> [Required work] In the entries below, every line with the string "Request" is to be reported.

> [Entries supplied]
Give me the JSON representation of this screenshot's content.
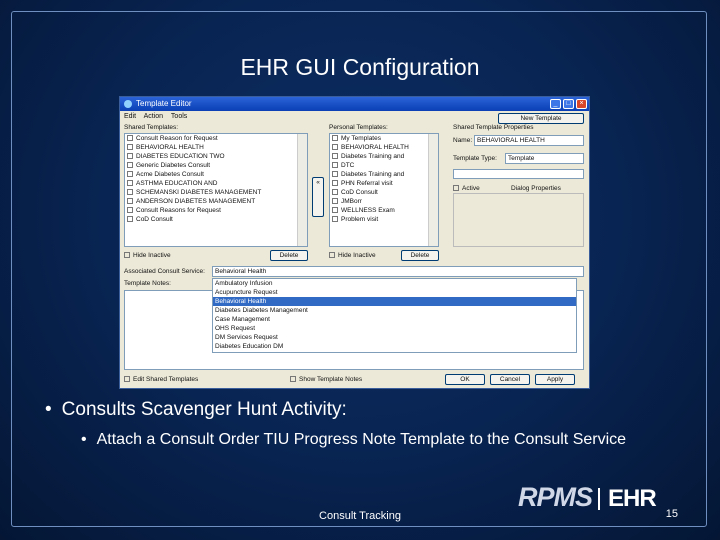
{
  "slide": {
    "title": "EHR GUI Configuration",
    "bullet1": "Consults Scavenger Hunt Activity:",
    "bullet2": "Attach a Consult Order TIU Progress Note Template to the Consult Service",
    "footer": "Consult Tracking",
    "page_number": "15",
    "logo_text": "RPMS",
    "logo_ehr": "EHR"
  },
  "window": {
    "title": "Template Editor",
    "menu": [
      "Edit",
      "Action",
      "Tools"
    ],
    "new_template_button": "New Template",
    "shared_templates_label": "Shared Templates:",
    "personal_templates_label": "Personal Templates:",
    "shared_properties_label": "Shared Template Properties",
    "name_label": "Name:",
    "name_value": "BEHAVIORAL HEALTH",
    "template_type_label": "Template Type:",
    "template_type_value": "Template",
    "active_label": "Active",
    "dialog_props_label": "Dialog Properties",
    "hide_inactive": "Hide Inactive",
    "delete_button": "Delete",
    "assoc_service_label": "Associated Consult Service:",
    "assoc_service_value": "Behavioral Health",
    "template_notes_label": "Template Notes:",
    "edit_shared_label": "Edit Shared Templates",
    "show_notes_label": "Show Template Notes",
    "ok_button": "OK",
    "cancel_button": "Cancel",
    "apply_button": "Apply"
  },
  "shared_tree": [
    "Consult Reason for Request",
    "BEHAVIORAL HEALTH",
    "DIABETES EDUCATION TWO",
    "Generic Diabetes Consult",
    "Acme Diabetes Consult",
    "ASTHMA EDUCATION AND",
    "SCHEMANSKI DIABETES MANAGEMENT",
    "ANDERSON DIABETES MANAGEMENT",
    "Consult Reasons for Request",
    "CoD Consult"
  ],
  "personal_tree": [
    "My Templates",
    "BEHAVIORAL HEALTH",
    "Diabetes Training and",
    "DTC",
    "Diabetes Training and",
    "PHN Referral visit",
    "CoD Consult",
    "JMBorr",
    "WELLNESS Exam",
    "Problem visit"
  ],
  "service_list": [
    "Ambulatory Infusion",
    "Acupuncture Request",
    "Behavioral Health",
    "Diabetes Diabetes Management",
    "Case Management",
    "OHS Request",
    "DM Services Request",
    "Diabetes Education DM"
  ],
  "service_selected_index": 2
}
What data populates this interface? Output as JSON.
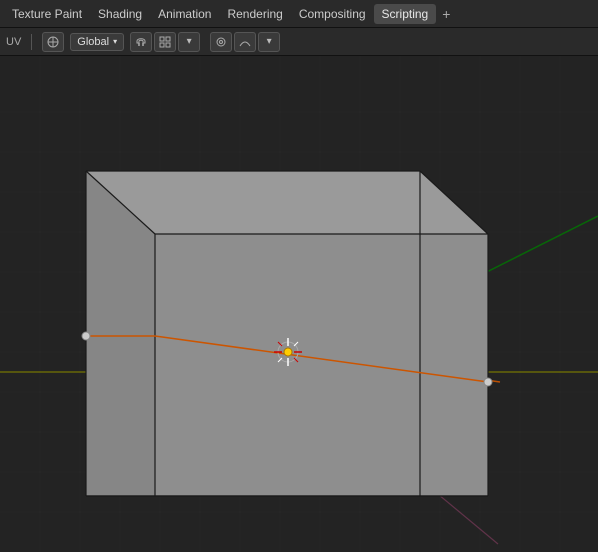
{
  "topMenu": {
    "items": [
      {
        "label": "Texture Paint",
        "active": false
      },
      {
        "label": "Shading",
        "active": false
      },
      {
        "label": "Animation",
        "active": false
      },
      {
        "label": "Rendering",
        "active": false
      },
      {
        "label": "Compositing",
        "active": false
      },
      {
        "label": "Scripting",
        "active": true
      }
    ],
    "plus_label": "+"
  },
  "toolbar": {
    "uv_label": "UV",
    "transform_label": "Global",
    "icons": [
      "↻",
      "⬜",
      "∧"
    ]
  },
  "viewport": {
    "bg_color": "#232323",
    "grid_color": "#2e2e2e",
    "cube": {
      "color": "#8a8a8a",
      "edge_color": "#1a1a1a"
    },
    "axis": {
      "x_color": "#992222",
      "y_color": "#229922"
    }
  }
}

> [Finished task]
    "Consult Reason for Request",
    "Consult Reasons for Request",
    "Acupuncture Request",
    "OHS Request",
    "DM Services Request",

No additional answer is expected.